Ivory Coast Border Map

Yearbook 2003

Ivory Coast. The intensity of the civil war that erupted in September 2002 waned in January, and at the end of the month the government and the three rebel groups signed a peace agreement. A unifying government would be formed and the president would hand over a series of powers to a new prime minister.

According to Countryaah.com, Ivory Coast Independence Day is August 7. Seydou Diarra, a respected politician from the north, was appointed head of the unity government. led a national reconciliation conference a year earlier. Government formation, however, dragged on over time. The rebels took part in occasional meetings, but most often boycotted the government in protest against President Laurent Gbagbo unilaterally appointing a Minister of Defense and a Minister of the Interior that they did not want to approve. The Rebels had demanded to add these two important items themselves. New battles flared over and over in the western parts of the country. The rebels accused the loyalist militia backed by Liberian mercenaries for being behind the outbreak of war.
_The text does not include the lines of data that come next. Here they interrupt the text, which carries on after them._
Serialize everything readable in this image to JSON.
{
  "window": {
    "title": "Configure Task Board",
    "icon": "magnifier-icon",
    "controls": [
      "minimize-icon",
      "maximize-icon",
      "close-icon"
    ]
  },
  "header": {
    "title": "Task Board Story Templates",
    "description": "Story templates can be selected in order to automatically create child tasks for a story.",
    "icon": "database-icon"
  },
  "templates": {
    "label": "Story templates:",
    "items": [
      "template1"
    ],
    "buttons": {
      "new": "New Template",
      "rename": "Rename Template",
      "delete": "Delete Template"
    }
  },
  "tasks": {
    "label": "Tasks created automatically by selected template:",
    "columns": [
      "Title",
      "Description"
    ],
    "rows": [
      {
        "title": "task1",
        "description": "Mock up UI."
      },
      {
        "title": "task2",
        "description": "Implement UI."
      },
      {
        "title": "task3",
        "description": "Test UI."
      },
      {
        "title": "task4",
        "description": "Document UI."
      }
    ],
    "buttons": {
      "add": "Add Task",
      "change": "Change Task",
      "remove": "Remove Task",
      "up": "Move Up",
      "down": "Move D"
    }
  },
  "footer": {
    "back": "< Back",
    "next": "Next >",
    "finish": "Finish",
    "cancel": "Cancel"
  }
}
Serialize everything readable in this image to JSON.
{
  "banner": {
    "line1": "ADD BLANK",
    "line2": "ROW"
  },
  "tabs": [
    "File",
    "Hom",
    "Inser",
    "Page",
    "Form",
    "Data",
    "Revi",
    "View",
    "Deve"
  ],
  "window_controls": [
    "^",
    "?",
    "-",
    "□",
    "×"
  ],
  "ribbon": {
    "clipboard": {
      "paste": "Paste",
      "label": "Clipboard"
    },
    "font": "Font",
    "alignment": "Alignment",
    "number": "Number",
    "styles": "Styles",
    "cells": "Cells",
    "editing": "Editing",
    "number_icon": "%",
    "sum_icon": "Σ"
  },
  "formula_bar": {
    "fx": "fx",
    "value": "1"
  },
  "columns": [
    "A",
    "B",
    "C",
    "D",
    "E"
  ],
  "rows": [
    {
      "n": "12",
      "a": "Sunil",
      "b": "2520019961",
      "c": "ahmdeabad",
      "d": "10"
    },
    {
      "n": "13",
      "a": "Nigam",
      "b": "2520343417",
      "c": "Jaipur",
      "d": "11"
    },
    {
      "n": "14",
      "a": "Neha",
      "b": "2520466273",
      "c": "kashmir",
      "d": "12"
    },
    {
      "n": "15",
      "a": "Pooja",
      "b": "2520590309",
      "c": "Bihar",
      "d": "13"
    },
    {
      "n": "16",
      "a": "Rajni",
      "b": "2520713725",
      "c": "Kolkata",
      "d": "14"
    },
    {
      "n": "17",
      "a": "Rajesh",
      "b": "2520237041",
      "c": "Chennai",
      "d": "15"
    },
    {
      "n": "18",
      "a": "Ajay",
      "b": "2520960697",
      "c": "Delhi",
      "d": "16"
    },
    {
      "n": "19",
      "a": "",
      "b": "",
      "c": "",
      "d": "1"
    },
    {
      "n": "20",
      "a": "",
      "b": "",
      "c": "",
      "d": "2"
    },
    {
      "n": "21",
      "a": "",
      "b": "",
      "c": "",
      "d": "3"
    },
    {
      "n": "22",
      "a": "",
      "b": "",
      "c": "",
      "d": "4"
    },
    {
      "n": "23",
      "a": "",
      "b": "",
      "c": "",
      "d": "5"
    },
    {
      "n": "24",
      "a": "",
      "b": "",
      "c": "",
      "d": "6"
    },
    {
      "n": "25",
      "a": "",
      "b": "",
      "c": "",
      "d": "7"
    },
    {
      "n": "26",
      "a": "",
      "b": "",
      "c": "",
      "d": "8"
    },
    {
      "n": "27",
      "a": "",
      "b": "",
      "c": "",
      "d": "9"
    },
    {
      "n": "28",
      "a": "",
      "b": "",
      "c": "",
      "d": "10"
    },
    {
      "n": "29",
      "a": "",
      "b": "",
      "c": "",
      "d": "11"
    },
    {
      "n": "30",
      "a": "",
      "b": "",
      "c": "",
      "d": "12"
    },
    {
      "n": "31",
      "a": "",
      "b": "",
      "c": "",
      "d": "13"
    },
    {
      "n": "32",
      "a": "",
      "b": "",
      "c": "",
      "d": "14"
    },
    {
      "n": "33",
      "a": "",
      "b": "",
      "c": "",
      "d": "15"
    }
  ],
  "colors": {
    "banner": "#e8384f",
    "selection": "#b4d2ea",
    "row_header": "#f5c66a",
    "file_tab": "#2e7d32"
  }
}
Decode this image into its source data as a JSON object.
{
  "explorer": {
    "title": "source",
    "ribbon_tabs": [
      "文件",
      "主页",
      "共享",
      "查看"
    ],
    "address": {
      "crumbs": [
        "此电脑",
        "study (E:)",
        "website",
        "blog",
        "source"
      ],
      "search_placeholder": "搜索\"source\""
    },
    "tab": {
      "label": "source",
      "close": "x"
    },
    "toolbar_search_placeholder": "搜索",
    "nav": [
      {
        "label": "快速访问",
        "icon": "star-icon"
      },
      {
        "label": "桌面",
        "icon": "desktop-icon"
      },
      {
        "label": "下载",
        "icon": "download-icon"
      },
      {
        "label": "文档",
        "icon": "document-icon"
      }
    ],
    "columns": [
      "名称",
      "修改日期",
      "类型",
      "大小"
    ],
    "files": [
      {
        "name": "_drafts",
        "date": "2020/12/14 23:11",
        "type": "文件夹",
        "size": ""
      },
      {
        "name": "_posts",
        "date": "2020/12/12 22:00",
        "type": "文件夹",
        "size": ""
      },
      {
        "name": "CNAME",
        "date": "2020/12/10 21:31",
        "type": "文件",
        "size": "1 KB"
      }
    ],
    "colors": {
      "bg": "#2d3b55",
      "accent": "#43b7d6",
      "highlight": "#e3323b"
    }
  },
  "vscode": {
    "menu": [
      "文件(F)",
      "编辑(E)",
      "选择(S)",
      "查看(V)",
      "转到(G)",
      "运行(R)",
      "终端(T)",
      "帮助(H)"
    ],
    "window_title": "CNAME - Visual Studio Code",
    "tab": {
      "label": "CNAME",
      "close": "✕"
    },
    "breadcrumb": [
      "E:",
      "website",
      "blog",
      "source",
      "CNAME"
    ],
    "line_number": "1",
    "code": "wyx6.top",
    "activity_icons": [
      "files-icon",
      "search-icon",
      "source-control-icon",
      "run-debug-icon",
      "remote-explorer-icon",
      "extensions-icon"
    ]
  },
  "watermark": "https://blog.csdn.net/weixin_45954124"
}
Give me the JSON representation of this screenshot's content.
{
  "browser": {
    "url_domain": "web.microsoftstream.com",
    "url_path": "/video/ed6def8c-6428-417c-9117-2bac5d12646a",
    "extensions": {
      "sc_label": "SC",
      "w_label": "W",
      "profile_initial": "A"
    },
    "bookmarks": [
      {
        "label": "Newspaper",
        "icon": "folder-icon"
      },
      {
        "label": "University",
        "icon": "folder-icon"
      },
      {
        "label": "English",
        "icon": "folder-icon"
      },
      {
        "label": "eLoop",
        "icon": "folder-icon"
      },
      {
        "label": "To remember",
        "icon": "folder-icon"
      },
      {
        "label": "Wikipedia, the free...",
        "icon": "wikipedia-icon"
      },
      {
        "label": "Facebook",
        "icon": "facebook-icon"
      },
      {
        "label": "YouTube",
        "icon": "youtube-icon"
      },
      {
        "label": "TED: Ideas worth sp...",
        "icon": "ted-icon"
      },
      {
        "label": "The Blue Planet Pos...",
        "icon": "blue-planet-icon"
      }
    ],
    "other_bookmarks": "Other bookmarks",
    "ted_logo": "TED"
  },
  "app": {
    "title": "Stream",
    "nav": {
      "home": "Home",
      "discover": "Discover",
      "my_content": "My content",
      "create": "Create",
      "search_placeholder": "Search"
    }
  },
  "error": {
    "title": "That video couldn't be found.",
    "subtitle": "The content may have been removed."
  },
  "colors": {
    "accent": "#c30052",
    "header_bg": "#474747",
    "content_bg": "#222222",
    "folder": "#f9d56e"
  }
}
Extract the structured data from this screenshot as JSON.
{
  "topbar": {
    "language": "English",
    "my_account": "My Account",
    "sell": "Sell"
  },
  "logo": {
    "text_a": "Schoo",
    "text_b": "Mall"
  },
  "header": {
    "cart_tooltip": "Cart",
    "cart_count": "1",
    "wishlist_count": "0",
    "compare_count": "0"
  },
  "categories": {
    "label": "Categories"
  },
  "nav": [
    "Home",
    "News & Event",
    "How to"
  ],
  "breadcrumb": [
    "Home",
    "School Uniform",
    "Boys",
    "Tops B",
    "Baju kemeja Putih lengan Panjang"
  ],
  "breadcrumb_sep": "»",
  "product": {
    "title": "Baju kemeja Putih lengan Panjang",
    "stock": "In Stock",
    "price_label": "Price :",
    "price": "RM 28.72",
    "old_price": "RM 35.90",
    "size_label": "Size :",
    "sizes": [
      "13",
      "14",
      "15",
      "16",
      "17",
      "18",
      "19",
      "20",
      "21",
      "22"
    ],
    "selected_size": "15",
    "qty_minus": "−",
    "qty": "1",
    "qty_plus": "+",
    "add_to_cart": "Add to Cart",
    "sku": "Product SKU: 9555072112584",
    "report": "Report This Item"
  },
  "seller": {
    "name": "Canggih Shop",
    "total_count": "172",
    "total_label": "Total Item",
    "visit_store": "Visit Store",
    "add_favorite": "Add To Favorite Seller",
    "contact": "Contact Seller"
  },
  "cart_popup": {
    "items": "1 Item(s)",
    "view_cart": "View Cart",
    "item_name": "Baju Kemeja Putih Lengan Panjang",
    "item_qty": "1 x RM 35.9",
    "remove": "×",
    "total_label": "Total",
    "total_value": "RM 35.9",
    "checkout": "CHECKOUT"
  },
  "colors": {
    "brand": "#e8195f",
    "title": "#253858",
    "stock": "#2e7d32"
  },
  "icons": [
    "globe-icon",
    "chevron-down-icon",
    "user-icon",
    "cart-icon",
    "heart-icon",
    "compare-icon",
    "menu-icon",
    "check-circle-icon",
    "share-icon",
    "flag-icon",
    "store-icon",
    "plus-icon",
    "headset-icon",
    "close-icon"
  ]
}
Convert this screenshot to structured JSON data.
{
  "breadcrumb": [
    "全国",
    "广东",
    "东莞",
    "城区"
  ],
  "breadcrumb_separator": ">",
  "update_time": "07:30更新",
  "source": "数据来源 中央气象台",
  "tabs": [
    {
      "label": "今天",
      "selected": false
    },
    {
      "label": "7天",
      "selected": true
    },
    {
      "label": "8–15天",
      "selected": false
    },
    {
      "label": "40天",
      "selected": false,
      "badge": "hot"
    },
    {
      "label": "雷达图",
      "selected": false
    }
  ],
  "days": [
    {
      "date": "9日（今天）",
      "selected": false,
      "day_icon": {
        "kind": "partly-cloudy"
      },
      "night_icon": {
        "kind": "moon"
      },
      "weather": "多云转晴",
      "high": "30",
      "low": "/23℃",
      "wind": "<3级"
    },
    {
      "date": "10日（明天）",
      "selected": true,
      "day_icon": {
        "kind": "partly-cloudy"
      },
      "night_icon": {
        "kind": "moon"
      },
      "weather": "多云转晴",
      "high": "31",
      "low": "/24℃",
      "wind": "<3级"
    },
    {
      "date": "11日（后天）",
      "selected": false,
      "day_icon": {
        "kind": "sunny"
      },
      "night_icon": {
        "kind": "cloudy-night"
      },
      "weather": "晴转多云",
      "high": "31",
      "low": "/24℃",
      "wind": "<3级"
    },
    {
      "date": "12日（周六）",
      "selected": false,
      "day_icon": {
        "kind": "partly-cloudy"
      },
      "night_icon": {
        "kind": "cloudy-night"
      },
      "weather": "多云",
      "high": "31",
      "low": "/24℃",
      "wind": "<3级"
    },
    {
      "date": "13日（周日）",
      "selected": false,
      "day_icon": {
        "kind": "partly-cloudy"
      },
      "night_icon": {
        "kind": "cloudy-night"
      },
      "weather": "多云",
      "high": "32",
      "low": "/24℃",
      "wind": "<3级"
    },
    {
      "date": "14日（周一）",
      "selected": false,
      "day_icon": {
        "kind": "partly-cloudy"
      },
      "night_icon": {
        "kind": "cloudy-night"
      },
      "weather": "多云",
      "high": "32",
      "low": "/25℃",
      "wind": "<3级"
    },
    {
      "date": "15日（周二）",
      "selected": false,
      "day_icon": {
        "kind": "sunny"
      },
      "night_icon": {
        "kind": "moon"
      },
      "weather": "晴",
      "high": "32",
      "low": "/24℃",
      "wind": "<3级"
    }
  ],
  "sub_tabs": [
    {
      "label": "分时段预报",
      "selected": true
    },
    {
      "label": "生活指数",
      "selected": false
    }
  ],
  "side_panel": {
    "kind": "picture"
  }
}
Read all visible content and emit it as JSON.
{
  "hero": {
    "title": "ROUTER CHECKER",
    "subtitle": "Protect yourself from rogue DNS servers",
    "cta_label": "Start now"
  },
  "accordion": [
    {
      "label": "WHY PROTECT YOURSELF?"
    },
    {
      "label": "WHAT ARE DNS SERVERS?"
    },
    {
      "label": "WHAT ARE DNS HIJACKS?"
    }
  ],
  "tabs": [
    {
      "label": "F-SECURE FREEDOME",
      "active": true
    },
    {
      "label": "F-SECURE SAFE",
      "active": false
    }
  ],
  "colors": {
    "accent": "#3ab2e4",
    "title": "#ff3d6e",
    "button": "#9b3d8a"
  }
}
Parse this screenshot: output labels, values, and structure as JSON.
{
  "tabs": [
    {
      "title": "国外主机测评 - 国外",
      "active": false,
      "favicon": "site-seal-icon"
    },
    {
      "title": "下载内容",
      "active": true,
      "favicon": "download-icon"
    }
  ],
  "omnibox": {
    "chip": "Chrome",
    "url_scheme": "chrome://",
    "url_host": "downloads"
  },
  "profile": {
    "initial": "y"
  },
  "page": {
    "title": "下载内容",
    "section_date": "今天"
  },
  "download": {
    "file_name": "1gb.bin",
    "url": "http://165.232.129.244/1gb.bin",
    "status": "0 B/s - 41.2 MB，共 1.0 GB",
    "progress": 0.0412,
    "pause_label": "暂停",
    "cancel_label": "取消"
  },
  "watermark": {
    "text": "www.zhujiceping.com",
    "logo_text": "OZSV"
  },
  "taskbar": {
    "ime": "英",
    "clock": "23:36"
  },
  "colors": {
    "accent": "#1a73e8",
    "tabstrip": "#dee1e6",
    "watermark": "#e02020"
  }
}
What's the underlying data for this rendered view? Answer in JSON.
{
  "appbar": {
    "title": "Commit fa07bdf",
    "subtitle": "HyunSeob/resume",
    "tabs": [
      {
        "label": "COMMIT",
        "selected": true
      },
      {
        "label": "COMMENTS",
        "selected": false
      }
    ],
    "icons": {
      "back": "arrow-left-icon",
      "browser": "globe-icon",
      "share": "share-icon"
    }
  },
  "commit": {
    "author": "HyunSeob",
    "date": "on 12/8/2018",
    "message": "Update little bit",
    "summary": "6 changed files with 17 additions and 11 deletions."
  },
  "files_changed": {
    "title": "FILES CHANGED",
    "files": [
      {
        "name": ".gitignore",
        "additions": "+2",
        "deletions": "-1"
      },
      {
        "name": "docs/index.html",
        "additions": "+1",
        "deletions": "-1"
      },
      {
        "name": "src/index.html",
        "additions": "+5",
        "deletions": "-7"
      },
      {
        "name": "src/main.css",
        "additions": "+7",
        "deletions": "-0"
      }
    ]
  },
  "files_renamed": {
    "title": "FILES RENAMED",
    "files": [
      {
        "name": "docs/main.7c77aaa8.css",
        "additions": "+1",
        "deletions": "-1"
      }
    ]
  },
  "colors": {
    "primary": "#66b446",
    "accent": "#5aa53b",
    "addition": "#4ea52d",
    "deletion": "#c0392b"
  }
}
A new ceasefire agreement was concluded on May 1, and now the Liberian army was behind the agreement. In June the parties decided to gather all the soldiers in the cities, and in July the UN was able to send a first group of unarmed military observers.

On July 5, the war was officially concluded. The international peacekeeping force that began stationing in the Ivory Coast at the end of 2002 was strengthened and amounted to nearly 4,000 French soldiers and more than 3,000 from West African countries during the fall. But still not all ministerial issues were resolved, and at the end of September, the rebels interrupted government cooperation.

West African leaders held a series of meetings to try to resolve the conflict, but only in December did the rebels say they were prepared to take back their positions in the government. The war, which made between 600,000 and 1 million people homeless, had also had devastating economic consequences. The fact that the Ivory Coast was still judged to have little economic growth in 2003 was entirely due to an unusually good cocoa harvest and favorable prices. For most other industries, it looked bleak.

Ivory Coast Border Map